QC dentistry practice caters to dogs, cats

Carrie Winckler and veterinarian Graham Heuchert brush Ruby’s teeth during an open house at The Pet Dental Clinic in Queen Creek, Arizona. (David Minton/Tribune Staff Photographer)

A new dentist office ensures its customers don’t have a “ruff” time.

The Pet Dental Clinic at 18521 E. Queen Creek Road opened in May but held a open house for the general public recently to tout the “new concept” it’s bringing to the town: A practice catering to dogs and cats.

Dr. Curt Coffman, specialty director of dentistry for Thrive Pet Healthcare, said the dental-only, general practice veterinary clinic will focus on high-quality preventative dental care.

“Although general practice veterinarians provide routine dental care for dogs and cats, they often spend a majority of their time dealing with other general health issues,” Coffman said.

Carrie Winckler, clinic vet technician and staff manager, said the practice is seeing a steady rise in patients over their first couple months.

“We’ve been a lot busier this month than we were last month,” she said. “So I feel like things are going good that way.”

Their “fear-free” methods help to get the animals to volunteer for what the staff needs them to do rather than fight with them.

“Fear-free tactics are using more like positive reinforcement and just recognizing when an animal is nervous to come into the veterinary clinic,” she said.

While oral hygiene is critical to a pet’s overall health, signs of dental disease often go overlooked especially when they appear healthy.

According to the American Animal Hospital Association, veterinarians found that 27.8% of dogs and 41.7% of cats had diseased teeth.

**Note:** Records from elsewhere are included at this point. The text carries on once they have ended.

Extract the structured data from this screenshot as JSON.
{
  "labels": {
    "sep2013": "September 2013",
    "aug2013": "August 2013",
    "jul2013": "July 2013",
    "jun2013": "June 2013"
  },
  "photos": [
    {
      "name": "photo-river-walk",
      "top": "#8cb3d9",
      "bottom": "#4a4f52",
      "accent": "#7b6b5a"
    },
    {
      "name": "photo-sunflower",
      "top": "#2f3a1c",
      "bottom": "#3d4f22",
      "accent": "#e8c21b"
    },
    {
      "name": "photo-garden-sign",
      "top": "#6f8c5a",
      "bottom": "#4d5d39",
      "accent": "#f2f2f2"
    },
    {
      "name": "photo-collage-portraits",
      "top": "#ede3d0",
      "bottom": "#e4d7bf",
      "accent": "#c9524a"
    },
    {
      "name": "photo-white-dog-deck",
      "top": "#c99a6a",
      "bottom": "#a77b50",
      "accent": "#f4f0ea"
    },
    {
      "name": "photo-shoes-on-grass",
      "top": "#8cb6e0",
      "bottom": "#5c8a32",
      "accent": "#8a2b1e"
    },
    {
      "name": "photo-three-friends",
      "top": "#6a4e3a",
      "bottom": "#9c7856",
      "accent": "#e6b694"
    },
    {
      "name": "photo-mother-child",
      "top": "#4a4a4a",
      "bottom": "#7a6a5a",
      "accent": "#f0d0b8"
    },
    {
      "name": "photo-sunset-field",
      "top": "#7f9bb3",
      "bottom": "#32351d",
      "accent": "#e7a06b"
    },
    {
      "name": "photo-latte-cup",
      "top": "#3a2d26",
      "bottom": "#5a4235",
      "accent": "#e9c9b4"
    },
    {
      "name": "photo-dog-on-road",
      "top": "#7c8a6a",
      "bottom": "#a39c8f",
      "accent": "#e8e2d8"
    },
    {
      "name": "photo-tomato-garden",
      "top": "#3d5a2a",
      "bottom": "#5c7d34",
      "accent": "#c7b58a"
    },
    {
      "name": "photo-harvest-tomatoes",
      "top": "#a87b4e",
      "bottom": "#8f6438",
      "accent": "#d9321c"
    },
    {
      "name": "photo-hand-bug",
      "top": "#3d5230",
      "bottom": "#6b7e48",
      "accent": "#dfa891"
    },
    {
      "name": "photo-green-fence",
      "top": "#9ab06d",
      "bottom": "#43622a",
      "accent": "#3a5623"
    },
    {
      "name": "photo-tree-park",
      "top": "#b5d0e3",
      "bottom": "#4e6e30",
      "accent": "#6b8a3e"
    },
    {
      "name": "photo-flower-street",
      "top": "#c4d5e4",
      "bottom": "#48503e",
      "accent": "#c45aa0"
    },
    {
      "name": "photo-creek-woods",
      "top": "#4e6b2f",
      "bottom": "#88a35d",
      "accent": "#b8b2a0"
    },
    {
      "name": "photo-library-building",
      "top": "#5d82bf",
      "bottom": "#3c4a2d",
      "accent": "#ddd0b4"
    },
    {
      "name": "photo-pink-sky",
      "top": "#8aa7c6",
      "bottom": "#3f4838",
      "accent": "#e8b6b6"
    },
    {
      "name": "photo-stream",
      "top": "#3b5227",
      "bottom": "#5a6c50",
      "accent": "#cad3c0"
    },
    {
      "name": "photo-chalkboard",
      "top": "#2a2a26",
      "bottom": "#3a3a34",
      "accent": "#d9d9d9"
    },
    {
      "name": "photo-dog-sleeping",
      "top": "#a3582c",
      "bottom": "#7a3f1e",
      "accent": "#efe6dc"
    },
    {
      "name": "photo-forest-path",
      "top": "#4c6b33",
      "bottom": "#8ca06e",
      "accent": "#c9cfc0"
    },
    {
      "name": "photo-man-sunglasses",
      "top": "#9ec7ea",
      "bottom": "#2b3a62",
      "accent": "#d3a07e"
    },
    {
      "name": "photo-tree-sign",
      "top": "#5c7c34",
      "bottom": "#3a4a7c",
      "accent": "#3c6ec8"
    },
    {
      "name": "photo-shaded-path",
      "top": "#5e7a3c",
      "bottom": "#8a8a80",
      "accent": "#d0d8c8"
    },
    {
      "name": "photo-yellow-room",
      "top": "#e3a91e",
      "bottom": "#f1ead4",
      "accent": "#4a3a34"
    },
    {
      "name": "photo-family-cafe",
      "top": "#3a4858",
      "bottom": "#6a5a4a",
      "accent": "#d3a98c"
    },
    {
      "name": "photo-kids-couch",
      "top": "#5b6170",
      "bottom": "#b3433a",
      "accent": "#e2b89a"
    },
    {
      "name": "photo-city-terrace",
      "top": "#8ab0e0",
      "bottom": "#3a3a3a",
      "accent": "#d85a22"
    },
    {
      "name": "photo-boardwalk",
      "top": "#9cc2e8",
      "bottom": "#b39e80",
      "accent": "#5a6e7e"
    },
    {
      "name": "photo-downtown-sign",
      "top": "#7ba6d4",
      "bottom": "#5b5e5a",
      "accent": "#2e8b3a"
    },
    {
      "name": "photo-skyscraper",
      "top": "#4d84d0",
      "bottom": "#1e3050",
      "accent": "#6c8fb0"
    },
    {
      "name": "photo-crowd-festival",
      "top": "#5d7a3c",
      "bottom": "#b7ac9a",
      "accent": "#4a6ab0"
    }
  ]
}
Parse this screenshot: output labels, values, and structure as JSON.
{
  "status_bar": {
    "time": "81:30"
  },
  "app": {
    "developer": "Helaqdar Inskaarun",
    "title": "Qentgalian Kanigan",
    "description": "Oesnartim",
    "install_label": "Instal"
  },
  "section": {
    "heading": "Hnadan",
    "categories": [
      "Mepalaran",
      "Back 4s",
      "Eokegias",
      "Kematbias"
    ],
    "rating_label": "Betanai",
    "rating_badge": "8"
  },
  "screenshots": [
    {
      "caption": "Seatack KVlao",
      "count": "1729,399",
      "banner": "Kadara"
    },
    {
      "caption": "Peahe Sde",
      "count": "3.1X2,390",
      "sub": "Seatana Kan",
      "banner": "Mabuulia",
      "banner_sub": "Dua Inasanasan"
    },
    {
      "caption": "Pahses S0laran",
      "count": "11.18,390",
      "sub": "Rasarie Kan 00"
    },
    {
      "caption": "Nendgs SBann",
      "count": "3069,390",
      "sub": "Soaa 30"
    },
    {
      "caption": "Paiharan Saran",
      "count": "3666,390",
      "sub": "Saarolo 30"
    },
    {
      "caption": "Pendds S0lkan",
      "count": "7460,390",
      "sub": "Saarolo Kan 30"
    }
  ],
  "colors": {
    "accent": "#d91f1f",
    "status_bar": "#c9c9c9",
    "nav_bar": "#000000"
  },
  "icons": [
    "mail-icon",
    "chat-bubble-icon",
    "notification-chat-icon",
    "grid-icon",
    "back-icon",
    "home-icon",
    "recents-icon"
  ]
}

In cats and dogs with abnormal-looking teeth, those percentages increased to more than 50%.

Coffman said the practice focuses on preventive dental care.

“It’s our mission to assist other practices and help pet parents understand that prevention is less traumatic and less costly for their pet than delaying care until severe dental problems develop and lead to tooth loss.”

The clinic is a dentistry-only practice whose five-person staff are focused solely on pets’ oral health.

The clinic provides comprehensive general veterinary dental care, supporting diagnostics and therapeutic services, including anesthesia, laboratory diagnostics and surgical treatments.

Prices can run a little steep with an annual cleaning starting at $540 for cats and $600 for dogs, but the clinic accepts pet insurance to alleviate some costs.

Those prices include the exam, teeth cleaning, full mouth x-ray, anesthesia, and IV fluids throughout the procedure.

Winckler said pet dental care has become ever more important because life expectancies have grown and crossbreeding has changed some breeds’ bone structure.

“We’ve kind of messed with their anatomy a little bit to make them be the cute pets that we want,” she said.

Much like humans, cats and dogs become prone to the same dental problems as humans. Some suffer crowded teeth, which causes periodontal disease especially in smaller dogs.

She said these dental hygiene problems are something to bark about because animals can develop serious conditions without showing symptoms, and this is where prevention becomes paramount.

“Our ultimate goal and message is that they need it pretty much as frequently as you and I,” she said. “And they need it kind of starting at age one for a lot of these little dogs, or at least be evaluated to see if they need it.”

Clinic veterinarian Dr. Graham Heuchert is a Canadian native who earned his bachelor’s degree in zoology from the University of Calgary in 1996 and graduated in 2001 from the Western College of Veterinary Medicine. He had been chief of staff and lead veterinarian at Banfield Pet Hospital before joining The Pet Dental Clinic.

Heuchert and his wife, who also is a veterinarian, moved to Arizona in 2011 and have two children, four rescued pets – two dogs and two cats.

Information: 480-281-0076 or thepetdentalclinic.com.